There is much room for improvement when one reflects on the amount of overconsumption and wastage of food and water that one commits on a daily basis. The Qur’an states, “It is He who has produced beautiful gardens, some trellised and some untrellised, and date-palms and crops of different varieties. Eat of its produce during the season and pay the dues to the poor on the day of harvest. And waste not by extravagance – verily, God does not like the extravagant” (Qur’an 6:141). Recognizing that we are all part of a global community, we must demonstrate compassion towards the poor and needy. The Prophet Muhammad (peace be upon him) said, “Whoever goes to sleep full while his neighbour is hungry is not a believer” (Mu’jam al-Tabarani).

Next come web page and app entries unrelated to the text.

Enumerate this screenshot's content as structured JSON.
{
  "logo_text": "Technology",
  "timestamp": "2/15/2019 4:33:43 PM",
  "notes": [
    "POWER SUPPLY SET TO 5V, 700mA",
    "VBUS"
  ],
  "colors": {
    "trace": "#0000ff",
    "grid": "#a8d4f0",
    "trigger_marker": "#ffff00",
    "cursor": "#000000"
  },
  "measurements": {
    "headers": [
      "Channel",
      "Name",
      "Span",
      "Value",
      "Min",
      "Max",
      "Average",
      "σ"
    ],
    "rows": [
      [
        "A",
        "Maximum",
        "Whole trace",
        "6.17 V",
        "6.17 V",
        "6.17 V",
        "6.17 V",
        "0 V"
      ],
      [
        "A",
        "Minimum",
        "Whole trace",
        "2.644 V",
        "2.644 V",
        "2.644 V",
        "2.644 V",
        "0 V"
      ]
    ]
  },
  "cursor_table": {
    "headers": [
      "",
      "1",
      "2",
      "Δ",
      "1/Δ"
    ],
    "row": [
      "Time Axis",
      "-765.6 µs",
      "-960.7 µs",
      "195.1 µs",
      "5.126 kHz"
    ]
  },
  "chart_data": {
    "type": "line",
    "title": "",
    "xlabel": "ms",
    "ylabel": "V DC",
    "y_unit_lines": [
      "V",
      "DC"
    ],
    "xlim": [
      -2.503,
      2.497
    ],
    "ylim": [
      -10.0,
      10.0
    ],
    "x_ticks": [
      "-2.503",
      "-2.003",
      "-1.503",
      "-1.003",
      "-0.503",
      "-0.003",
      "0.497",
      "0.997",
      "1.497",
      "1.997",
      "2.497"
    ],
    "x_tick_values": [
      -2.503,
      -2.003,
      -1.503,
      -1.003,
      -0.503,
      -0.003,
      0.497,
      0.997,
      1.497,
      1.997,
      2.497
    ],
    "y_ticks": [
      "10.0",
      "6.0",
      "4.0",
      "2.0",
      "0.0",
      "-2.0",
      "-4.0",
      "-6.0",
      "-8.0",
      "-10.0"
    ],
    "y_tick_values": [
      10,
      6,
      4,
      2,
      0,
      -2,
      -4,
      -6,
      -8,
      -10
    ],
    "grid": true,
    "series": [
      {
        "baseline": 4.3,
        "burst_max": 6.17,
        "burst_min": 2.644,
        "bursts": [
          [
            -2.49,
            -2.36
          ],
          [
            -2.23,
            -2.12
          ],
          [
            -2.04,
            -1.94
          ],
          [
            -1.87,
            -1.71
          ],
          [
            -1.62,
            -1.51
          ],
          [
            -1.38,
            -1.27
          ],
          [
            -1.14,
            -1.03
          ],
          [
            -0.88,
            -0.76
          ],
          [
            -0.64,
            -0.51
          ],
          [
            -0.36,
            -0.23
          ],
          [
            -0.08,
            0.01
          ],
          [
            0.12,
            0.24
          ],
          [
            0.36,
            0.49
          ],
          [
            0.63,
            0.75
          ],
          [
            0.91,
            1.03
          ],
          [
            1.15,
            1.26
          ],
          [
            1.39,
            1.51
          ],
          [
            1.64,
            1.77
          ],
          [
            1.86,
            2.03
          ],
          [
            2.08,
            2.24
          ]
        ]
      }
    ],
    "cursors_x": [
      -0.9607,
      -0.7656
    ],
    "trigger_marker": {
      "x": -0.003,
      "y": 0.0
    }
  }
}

Amazingly, the Prophet Muhammad singled out the wastage of water as a particular focus of concern fourteen hundreed years ago. When his companion Sa’d ibn Abi Waqqas was performing ablution with lots of water, the Prophet told him, “Do not commit wastage.” Surprised, Sa’d asked, “Is there such thing as wasting water for ablution?” The Prophet replied, “Of course, even if you are standing at a flowing river” (Musnad Ahmad). Today, it is well known that water is the most precious resource and that the wastage of water directly contributes to the ongoing scarcity of clean drinking water which confronts 4 billion people in the world. An astounding amount of water is wasted needlessly in showering/bathing, leaving the tap running, toilet flushing, car washing, and so on (read more about water conservation here). It is incredible to note that the hadith tradition has preserved the fact that the Prophet used only 1 mudd (750 ml) of water for ablution and only 1 saa’ (3 litres) for bathing (Sahih al-Bukhari).

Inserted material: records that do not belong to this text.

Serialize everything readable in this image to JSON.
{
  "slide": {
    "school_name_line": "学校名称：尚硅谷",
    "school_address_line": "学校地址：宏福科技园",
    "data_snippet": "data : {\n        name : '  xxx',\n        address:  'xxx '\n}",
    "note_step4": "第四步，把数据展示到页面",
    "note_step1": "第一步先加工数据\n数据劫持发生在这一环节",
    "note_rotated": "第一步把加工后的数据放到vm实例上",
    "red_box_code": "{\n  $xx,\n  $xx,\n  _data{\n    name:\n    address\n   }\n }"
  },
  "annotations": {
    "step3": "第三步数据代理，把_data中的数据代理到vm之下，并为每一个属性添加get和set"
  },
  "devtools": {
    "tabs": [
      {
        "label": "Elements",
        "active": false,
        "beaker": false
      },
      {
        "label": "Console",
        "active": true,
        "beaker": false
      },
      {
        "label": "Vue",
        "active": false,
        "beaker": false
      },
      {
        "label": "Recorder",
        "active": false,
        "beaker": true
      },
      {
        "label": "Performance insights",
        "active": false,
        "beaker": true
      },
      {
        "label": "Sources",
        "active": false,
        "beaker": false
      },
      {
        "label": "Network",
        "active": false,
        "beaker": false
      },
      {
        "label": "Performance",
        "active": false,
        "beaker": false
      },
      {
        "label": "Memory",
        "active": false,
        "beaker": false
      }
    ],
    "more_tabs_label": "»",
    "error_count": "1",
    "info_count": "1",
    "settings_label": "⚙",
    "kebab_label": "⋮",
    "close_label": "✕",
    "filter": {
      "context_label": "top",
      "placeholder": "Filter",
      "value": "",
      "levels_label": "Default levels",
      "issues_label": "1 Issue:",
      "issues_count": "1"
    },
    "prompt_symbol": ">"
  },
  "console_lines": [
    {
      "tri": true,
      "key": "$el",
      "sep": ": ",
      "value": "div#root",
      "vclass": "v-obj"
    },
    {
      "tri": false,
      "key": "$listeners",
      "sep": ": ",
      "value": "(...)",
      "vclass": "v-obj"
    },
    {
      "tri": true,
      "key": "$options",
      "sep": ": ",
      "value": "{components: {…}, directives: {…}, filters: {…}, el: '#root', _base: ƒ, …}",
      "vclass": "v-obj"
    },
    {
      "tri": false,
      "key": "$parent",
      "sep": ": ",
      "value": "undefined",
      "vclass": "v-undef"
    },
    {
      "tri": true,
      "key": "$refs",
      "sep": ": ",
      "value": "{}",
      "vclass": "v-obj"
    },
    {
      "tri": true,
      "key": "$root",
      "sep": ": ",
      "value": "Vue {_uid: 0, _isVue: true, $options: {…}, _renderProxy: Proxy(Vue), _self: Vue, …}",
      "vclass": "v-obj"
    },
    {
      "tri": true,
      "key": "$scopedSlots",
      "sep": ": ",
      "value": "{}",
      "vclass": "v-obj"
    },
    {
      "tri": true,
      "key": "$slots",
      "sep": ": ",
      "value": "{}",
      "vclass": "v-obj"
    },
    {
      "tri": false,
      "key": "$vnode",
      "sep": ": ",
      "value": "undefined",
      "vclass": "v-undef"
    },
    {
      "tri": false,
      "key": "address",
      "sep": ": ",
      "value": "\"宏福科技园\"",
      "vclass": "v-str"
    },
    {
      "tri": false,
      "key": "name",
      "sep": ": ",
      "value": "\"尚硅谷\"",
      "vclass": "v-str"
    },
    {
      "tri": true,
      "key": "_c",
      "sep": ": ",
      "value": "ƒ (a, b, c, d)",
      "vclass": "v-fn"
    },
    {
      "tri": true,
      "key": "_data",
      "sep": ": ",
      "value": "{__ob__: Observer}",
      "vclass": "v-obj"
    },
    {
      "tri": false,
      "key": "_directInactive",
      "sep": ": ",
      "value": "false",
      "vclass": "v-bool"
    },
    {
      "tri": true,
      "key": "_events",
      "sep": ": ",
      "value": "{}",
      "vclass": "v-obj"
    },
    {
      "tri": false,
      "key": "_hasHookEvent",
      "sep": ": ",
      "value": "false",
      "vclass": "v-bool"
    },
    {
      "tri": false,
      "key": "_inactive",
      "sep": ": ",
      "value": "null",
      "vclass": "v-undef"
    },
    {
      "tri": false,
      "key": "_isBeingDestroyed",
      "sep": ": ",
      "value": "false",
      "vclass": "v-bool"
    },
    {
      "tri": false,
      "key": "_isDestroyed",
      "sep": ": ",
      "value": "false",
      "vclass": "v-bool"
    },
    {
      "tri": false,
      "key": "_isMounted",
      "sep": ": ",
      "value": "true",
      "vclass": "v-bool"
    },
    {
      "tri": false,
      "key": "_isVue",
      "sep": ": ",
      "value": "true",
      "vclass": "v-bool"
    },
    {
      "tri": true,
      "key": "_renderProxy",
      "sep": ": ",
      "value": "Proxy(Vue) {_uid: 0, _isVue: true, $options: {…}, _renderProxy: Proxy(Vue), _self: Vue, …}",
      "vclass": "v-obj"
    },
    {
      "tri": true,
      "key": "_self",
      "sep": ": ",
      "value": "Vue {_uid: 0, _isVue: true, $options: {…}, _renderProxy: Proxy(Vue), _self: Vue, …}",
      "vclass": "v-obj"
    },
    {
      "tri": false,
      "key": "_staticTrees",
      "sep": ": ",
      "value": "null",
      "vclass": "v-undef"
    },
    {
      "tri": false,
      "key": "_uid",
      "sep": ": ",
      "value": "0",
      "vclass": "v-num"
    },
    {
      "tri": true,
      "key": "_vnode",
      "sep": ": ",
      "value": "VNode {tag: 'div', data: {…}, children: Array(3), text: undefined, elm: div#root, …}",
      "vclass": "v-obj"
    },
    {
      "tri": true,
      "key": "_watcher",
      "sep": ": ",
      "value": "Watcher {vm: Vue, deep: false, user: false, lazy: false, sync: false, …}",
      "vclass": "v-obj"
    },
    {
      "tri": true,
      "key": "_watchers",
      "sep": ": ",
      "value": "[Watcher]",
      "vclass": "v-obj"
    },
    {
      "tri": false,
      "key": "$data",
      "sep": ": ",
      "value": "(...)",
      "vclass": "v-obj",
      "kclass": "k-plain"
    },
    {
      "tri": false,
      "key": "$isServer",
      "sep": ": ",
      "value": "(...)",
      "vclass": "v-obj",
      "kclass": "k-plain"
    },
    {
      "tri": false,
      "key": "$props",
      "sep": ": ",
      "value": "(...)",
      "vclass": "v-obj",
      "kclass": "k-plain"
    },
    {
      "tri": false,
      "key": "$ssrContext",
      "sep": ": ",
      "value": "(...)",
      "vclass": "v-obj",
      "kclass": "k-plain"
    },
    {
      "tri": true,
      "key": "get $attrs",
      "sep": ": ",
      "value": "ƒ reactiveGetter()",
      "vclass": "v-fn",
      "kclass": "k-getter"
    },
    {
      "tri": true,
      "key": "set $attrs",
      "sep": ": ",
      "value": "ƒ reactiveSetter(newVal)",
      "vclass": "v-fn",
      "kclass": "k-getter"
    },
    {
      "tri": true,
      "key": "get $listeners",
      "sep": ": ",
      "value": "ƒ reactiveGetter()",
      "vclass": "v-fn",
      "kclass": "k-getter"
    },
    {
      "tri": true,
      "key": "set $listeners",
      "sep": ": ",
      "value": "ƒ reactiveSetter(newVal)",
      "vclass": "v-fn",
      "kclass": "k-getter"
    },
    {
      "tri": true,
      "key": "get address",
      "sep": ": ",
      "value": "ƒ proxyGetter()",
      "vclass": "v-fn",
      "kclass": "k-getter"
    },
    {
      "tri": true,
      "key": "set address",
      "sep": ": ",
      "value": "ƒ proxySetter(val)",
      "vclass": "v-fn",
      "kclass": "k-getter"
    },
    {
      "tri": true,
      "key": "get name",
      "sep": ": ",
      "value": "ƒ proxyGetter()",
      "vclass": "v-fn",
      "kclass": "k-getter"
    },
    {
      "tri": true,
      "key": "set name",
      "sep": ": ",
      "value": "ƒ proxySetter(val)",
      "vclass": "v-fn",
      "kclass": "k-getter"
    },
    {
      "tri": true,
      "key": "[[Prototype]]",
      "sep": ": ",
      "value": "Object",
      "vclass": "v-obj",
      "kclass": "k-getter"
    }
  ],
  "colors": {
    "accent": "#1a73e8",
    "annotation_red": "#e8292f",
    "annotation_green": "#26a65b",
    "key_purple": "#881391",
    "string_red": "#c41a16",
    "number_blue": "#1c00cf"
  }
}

Unfortunately, not everyone is alike when it comes to caring about the environment. According to the intriguing results of the 2012 Greendex survey, people in poorer countries have a smaller negative impact on the environment but feel guiltier than those in wealthy nations. As George Monbiot comments, “The richer we are and the more we consume, the more self-centred and careless of the lives of others we appear to become.” The Qur’an informs us that on the Day of Judgement, humankind will be answerable for the slightest blessings enjoyed in this life (Qur’an 102:8). The Prophet mentioned that man will be asked by God concerning the water he was provided with and the health he was blessed with (Sunan al-Tirmidhi).
Indeed the task of taking care of the environment and reversing man’s destructive impact seems like a monumental task. A person may feel discouraged and wonder, “What can I do to make a difference? I’m just one person!” But Islam provides an incredibly optimistic and empowering viewpoint – each individual has an important role to play, and no amount of good is too trivial to matter. The Prophet said, “Even if the Day of Resurrection is about to commence, and you’re holding a sapling in your hand – plant it!” (Musnad Ahmad).

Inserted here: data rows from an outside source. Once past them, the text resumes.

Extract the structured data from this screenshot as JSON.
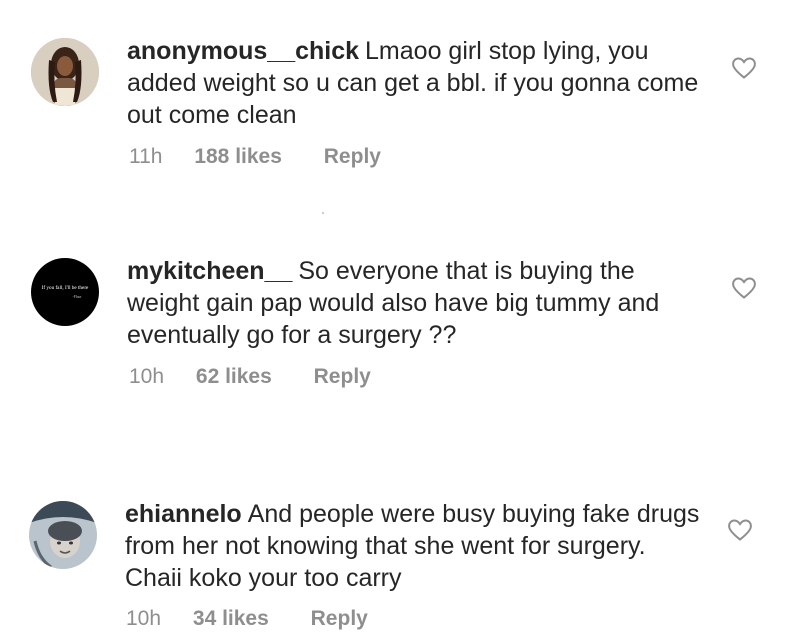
{
  "comments": [
    {
      "username": "anonymous__chick",
      "text": "Lmaoo girl stop lying, you added weight so u can get a bbl. if you gonna come out come clean",
      "time": "11h",
      "likes": "188 likes",
      "reply": "Reply",
      "avatar_icon": "user-photo-avatar",
      "heart_icon": "heart-outline-icon"
    },
    {
      "username": "mykitcheen__",
      "text": "So everyone that is buying the weight gain pap would also have big tummy and eventually go for a surgery ??",
      "time": "10h",
      "likes": "62 likes",
      "reply": "Reply",
      "avatar_text_1": "If you fall, I'll be there",
      "avatar_text_2": "-Floor",
      "avatar_icon": "quote-avatar",
      "heart_icon": "heart-outline-icon"
    },
    {
      "username": "ehiannelo",
      "text": "And people were busy buying fake drugs from her not knowing that she went for surgery. Chaii koko your too carry",
      "time": "10h",
      "likes": "34 likes",
      "reply": "Reply",
      "avatar_icon": "user-photo-avatar",
      "heart_icon": "heart-outline-icon"
    }
  ],
  "colors": {
    "text": "#262626",
    "meta": "#8e8e8e",
    "background": "#ffffff"
  }
}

|↑ 1.||BICKMAN, L. (1972) “Environmental attitudes and actions.” J. of Social Psychology 87: 323-324.|
|↑ 2.||Refer to the Global Carbon Project.|
|↑ 3.||Refer to Webster, M. A., I. G. Rigor, S. V. Nghiem, N. T. Kurtz, S. L. Farrell, D. K. Perovich, and M. Sturm (2014), Interdecadal changes in snow depth on Arctic sea ice, J. Geophys. Res. Oceans, 119, 5395–5406.|
|↑ 4.||Raaschou-Nielsen, Ole et al. Air pollution and lung cancer incidence in 17 European cohorts: prospective analyses from the European Study of Cohorts for Air Pollution Effects (ESCAPE).The Lancet Oncology , Volume 14 , Issue 9 , 813-822.|
|↑ 5.||Stafoggia M, Cesaroni G, Peters A, et al. Long-Term Exposure to Ambient Air Pollution and Incidence of Cerebrovascular Events: Results from 11 European Cohorts within the ESCAPE Project. Environmental Health Perspectives. 2014;122(9):919-925. doi:10.1289/ehp.1307301.|
|↑ 6.||Pedersen, Marie et al. Ambient air pollution and low birthweight: a European cohort study (ESCAPE) The Lancet Respiratory Medicine , Volume 1 , Issue 9 , 695 – 704.|